For a few key activities, there are two different teams that feel their director should be accountable.
They don't get to "feel" about this. Accountability in a RACI sense is a function of organizational structure and appropriate delegation of authority from executive leadership. If the lines of accountability are unclear then executive leadership needs to get involved.
Accountability should either be defined by policy, clearly delegated by executive leadership, or formally authorized by a role or steering body that is empowered to delegate some or all of its own accountability for a given activity. If the roles that are accountable for specific items remain unclear, then the role ultimately accountable for the company's "major digital transformation project" needs to define and communicate the delegated accountabilities more effectively.
Organizationally, Accountability is Delegated or Assigned
It sounds like both teams (and you) are confusing accountability and responsibility. In a standard RACI matrix, the roles for responsibility and accountability are defined as:
- Those who do the work to complete the task. There is at least one role with a participation type of responsible, although others can be delegated to assist in the work required[.]
- The one ultimately answerable for the correct and thorough completion of the deliverable or task, the one who ensures the prerequisites of the task are met and who delegates the work to those responsible. In other words, an accountable must sign off (approve) work that responsible provides. There must be only one accountable specified for each task or deliverable.
There are certainly other models, but if you're doing RACI then you are drawing a distinction between responsibility (which pragmatically means "the task performers" in a RACI context) and accountability, which in most real-world contexts means the oversight role or budgetary authority for "responsible."
In the case of accountability, this should not be a case of alignment or consensus. In most companies of any significant size, this type of accountability is delegated through various means, but ultimately comes from the operating authority of executive management. For example, a CISO, CIO, or CITO with a compliance mandate might delegate some or all of the company's PCI DSS compliance to a specific officer, role, or team, who is then accountable to that officer for ensuring that the compliance requirements are met in a satisfactory way by whoever is doing the actual work (e.g. the responsible roles or teams). The accountable role is the one on the hook for ensuring the work is done, fit for purpose, and meets objectives, but is it not inherently the role that performs the tasks needed to deliver the objective.

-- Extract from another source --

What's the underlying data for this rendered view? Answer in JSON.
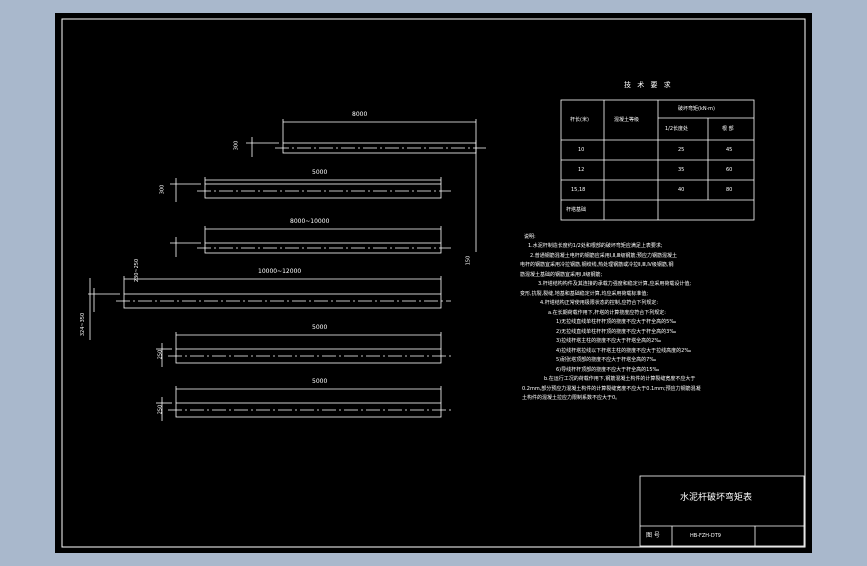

If teams want to fight over "who gets the blame when stuff doesn't get done," you have a culture problem. The line of delegated authority should be clearly defined from the top down, meaning that it is the job of executive leadership or a suitably-empowered steering body to assign accountability.
In the case of a "major digital transformation project" that likely affects the entire company, someone at the executive level should already be sponsoring the initiative and is likely the source of accountability for the overall program. If you don't already know who that is, or don't have a direct line of communications with them, then you should start by talking to your immediate leadership and ask them to assist in untangling the lines of delegated accountability.
Treating this as a consensus-building exercise is a non-starter, simply because it is an organizational gap that must be resolved at the organizational leadership level. Collaboration and soft-power influence are great tools, especially in an agile context, but they are not usually the right solutions for structural problems that can only be solved through appropriate delegation of authority.